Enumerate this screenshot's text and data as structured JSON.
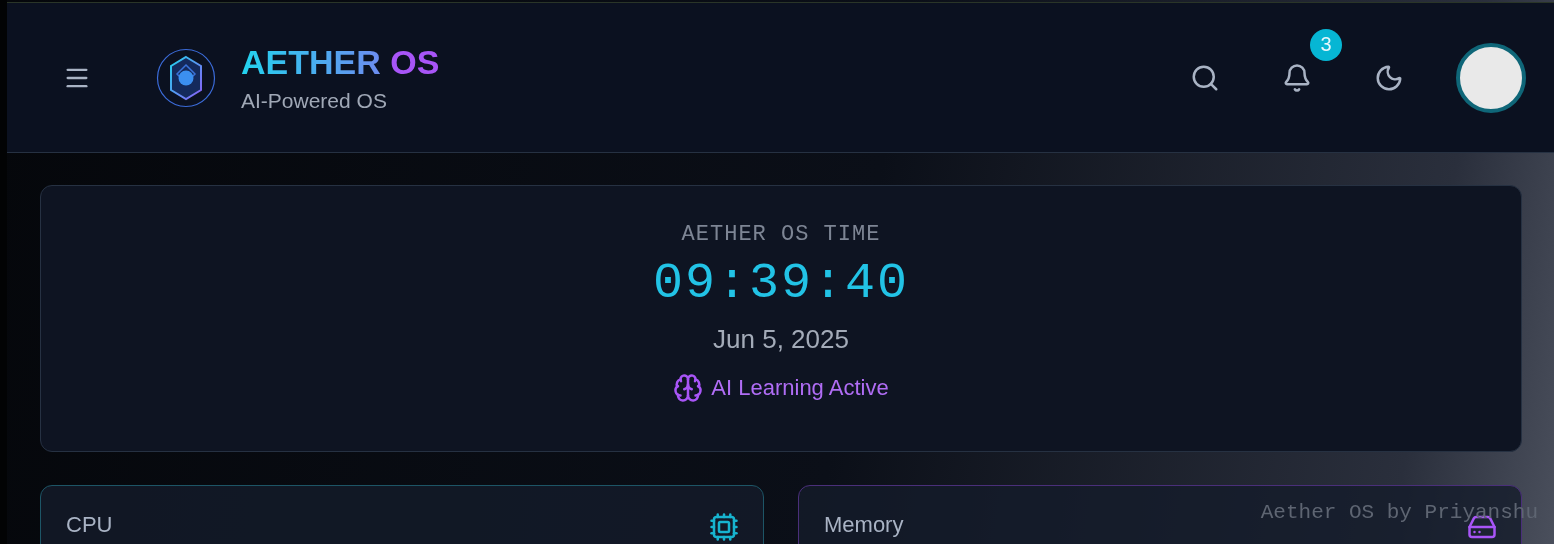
{
  "header": {
    "title_main": "AETHER",
    "title_accent": "OS",
    "subtitle": "AI-Powered OS",
    "notifications": {
      "count": "3"
    }
  },
  "clock": {
    "label": "AETHER OS TIME",
    "time": "09:39:40",
    "date": "Jun 5, 2025",
    "status": "AI Learning Active"
  },
  "cards": [
    {
      "title": "CPU",
      "kind": "cpu"
    },
    {
      "title": "Memory",
      "kind": "memory"
    }
  ],
  "credit": "Aether OS by Priyanshu"
}
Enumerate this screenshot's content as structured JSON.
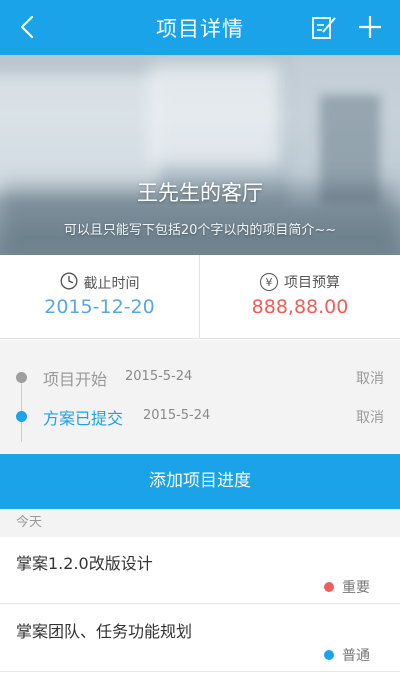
{
  "header": {
    "title": "项目详情",
    "back_icon": "chevron-left-icon",
    "edit_icon": "edit-icon",
    "add_icon": "plus-icon",
    "color": "#1aa3e8"
  },
  "banner": {
    "title": "王先生的客厅",
    "subtitle": "可以且只能写下包括20个字以内的项目简介~~"
  },
  "stats": {
    "deadline": {
      "icon": "clock-icon",
      "label": "截止时间",
      "value": "2015-12-20",
      "color": "#5aa7de"
    },
    "budget": {
      "icon": "yen-icon",
      "label": "项目预算",
      "value": "888,88.00",
      "color": "#ee5f5b"
    }
  },
  "timeline": [
    {
      "name": "项目开始",
      "date": "2015-5-24",
      "action": "取消",
      "dot_color": "#9e9e9e",
      "text_color": "#999999"
    },
    {
      "name": "方案已提交",
      "date": "2015-5-24",
      "action": "取消",
      "dot_color": "#1aa3e8",
      "text_color": "#1aa3e8"
    }
  ],
  "add_progress_label": "添加项目进度",
  "day_label": "今天",
  "tasks": [
    {
      "title": "掌案1.2.0改版设计",
      "tag": "重要",
      "tag_color": "#ee5f5b"
    },
    {
      "title": "掌案团队、任务功能规划",
      "tag": "普通",
      "tag_color": "#1aa3e8"
    }
  ]
}
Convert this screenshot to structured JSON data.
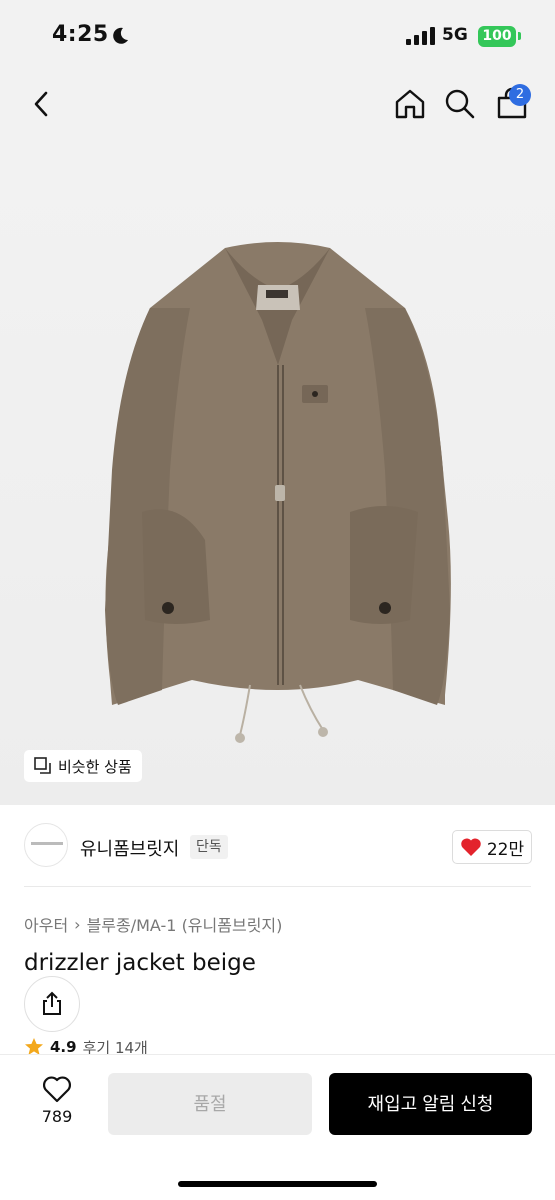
{
  "status_bar": {
    "time": "4:25",
    "network": "5G",
    "battery": "100"
  },
  "nav": {
    "cart_badge": "2"
  },
  "hero": {
    "similar_label": "비슷한 상품"
  },
  "brand": {
    "name": "유니폼브릿지",
    "tag": "단독",
    "likes": "22만"
  },
  "breadcrumb": {
    "category": "아우터",
    "sub": "블루종/MA-1 (유니폼브릿지)"
  },
  "product": {
    "title": "drizzler jacket beige",
    "rating": "4.9",
    "reviews": "후기 14개"
  },
  "bottom": {
    "wish_count": "789",
    "soldout_label": "품절",
    "restock_label": "재입고 알림 신청"
  },
  "colors": {
    "accent_blue": "#2f6de1",
    "heart_red": "#e3232c",
    "battery_green": "#34c759",
    "jacket_brown": "#8a7a68"
  }
}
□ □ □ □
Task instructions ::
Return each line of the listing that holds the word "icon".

Task answer ::
    "back_icon": "chevron-left-icon",
    "edit_icon": "edit-icon",
    "add_icon": "plus-icon",
      "icon": "clock-icon",
      "icon": "yen-icon",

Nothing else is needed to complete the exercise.